The to-do list rules our world. Though most of that list, sadly, is not buying hot dogs. It’s filling out tax forms, contacting every van rental possible to find transport that’s affordable, researching fees for bulky baggage on at least three different airlines at a time, trying to organize places to stay, fulfilling merch orders, making video content and doing interviews to promote the tour. It really goes on. This would all be fine if we weren’t so stretched, could pay ourselves in some way, or didn’t have to juggle it with work and studying.

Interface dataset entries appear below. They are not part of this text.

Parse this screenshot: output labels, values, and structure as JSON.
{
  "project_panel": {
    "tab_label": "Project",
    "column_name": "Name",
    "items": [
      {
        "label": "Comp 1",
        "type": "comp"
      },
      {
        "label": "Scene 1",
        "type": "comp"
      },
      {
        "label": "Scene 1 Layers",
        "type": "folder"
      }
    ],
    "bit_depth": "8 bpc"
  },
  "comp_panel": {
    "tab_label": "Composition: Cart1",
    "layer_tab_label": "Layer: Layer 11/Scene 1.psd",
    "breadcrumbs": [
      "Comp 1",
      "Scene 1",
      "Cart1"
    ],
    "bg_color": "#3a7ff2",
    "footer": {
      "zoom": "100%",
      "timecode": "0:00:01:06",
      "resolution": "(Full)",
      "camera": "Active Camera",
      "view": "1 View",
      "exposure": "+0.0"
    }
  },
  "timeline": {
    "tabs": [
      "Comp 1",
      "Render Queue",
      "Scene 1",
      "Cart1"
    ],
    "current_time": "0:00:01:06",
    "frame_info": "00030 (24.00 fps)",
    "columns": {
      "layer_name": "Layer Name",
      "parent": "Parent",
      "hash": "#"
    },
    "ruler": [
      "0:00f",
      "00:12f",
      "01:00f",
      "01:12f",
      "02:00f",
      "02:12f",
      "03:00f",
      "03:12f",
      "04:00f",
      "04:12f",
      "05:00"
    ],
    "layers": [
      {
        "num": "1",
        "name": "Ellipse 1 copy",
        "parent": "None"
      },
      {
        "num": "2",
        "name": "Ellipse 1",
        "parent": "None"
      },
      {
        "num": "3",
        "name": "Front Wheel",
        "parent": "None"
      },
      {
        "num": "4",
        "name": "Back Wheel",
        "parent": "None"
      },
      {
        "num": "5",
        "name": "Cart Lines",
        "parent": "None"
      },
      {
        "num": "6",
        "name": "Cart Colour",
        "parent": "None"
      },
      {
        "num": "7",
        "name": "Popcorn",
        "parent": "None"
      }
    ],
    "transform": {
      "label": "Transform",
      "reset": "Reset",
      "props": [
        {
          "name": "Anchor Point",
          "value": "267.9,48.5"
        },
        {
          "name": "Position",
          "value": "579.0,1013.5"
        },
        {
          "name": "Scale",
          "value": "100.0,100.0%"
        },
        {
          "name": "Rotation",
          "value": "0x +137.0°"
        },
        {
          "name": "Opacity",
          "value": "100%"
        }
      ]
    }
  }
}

As streaming changes the music industry, it feels like the costs of touring don’t make sense anymore, for any artist that is not huge already. On Spotify, 1% of musicians pocket 90% of the revenues; to earn the equivalent of a year on the UK’s minimum wage, an artist needs to clock up six million streams. That’s just if you’re a solo artist. Touring is an amazing thing for us as musicians — it’s so fulfilling and a crucial time to develop an idea about where to go next musically — but from a financial perspective, it feels like a practice that was born in a time when there was real income from record sales to support it. It doesn’t feel like a sustainable way to be a musician anymore. When we signed for our third record, our label gave us a US touring budget that at the time, pre-COVID, seemed huge. But when it comes down to it, it really only covered the cost of our visas and legal fees.
We know that ours isn’t the biggest struggle out there when it comes to applying to work in the US. We are very lucky being UK citizens, especially white UK citizens, and that the odds of gaining a visa aren’t stacked against us in a way that isn’t racially prejudiced (you can’t even visit the US on an ESTA tourist visa if you’ve visited Iraq and many other countries in the Middle East since 2011). But, the visa process is very nerve-wracking, because a denial means you can’t enter the US for five years afterwards. You pour all your money and energy into a tour that can easily just be canceled, on the basis of a decision made by someone at a kiosk in an embassy. It does feel like a gamble to an extent. It makes you evaluate how precarious your whole situation is. The embassy will ask you, what makes you think you’ll have enough money to sustain yourself for the tour? They’ll question why you would even come back to the UK if you aren’t employed in a well-paying or regular job. It’s disarming, because you don’t really have an answer. You’re just living your silly little life playing your silly little songs. That’s how it makes you feel.
We all want to be able to follow our curiosity, to be creative, to write the music that got us here in the first place. It’s the thing we love, and the thing we know is valued by people that come to our shows. But what musicians need to make touring sustainable is a regular decent income, to have support with the mountain of costs before the tour has even begun, or to see those costs reduced by companies and agencies that could and should be doing more to support the arts. We’ve been doing this for eight years, and we know we’re the lucky ones, but is there a time when this will be easier?